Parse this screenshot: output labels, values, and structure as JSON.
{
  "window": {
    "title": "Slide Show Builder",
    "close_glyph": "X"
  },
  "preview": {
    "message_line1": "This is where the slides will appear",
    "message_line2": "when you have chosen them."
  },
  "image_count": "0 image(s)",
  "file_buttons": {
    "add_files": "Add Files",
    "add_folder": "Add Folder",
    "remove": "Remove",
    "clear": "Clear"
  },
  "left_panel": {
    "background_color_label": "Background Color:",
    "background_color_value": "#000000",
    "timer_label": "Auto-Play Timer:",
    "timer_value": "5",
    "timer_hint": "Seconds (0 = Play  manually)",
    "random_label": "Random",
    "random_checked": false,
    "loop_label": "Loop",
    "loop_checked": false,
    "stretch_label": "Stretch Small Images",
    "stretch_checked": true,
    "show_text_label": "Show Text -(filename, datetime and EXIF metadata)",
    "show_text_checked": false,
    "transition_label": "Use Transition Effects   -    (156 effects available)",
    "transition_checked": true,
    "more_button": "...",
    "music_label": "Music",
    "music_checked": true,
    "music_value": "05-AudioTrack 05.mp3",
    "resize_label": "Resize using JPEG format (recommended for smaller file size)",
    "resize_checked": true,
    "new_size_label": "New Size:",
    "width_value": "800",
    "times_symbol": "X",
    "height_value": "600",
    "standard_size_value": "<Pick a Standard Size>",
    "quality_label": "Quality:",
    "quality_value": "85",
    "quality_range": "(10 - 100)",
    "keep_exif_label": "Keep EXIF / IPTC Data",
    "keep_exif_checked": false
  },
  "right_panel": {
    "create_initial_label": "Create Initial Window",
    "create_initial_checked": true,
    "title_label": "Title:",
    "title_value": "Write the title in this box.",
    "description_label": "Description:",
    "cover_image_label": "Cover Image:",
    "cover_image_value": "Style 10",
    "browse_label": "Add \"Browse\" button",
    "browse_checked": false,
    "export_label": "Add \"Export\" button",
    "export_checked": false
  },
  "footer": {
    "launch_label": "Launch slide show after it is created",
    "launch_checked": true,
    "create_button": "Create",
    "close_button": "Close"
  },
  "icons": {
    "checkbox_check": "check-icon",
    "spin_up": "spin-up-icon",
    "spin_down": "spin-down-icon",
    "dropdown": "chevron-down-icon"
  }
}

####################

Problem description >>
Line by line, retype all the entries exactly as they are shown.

Solved exercise >>
Parse this screenshot: output labels, values, and structure as JSON.
{
  "window": {
    "title": "Slide Show Builder",
    "close_glyph": "X"
  },
  "preview": {
    "message_line1": "This is where the slides will appear",
    "message_line2": "when you have chosen them."
  },
  "image_count": "0 image(s)",
  "file_buttons": {
    "add_files": "Add Files",
    "add_folder": "Add Folder",
    "remove": "Remove",
    "clear": "Clear"
  },
  "left_panel": {
    "background_color_label": "Background Color:",
    "background_color_value": "#000000",
    "timer_label": "Auto-Play Timer:",
    "timer_value": "5",
    "timer_hint": "Seconds (0 = Play  manually)",
    "random_label": "Random",
    "random_checked": false,
    "loop_label": "Loop",
    "loop_checked": false,
    "stretch_label": "Stretch Small Images",
    "stretch_checked": true,
    "show_text_label": "Show Text -(filename, datetime and EXIF metadata)",
    "show_text_checked": false,
    "transition_label": "Use Transition Effects   -    (156 effects available)",
    "transition_checked": true,
    "more_button": "...",
    "music_label": "Music",
    "music_checked": true,
    "music_value": "05-AudioTrack 05.mp3",
    "resize_label": "Resize using JPEG format (recommended for smaller file size)",
    "resize_checked": true,
    "new_size_label": "New Size:",
    "width_value": "800",
    "times_symbol": "X",
    "height_value": "600",
    "standard_size_value": "<Pick a Standard Size>",
    "quality_label": "Quality:",
    "quality_value": "85",
    "quality_range": "(10 - 100)",
    "keep_exif_label": "Keep EXIF / IPTC Data",
    "keep_exif_checked": false
  },
  "right_panel": {
    "create_initial_label": "Create Initial Window",
    "create_initial_checked": true,
    "title_label": "Title:",
    "title_value": "Write the title in this box.",
    "description_label": "Description:",
    "cover_image_label": "Cover Image:",
    "cover_image_value": "Style 10",
    "browse_label": "Add \"Browse\" button",
    "browse_checked": false,
    "export_label": "Add \"Export\" button",
    "export_checked": false
  },
  "footer": {
    "launch_label": "Launch slide show after it is created",
    "launch_checked": true,
    "create_button": "Create",
    "close_button": "Close"
  },
  "icons": {
    "checkbox_check": "check-icon",
    "spin_up": "spin-up-icon",
    "spin_down": "spin-down-icon",
    "dropdown": "chevron-down-icon"
  }
}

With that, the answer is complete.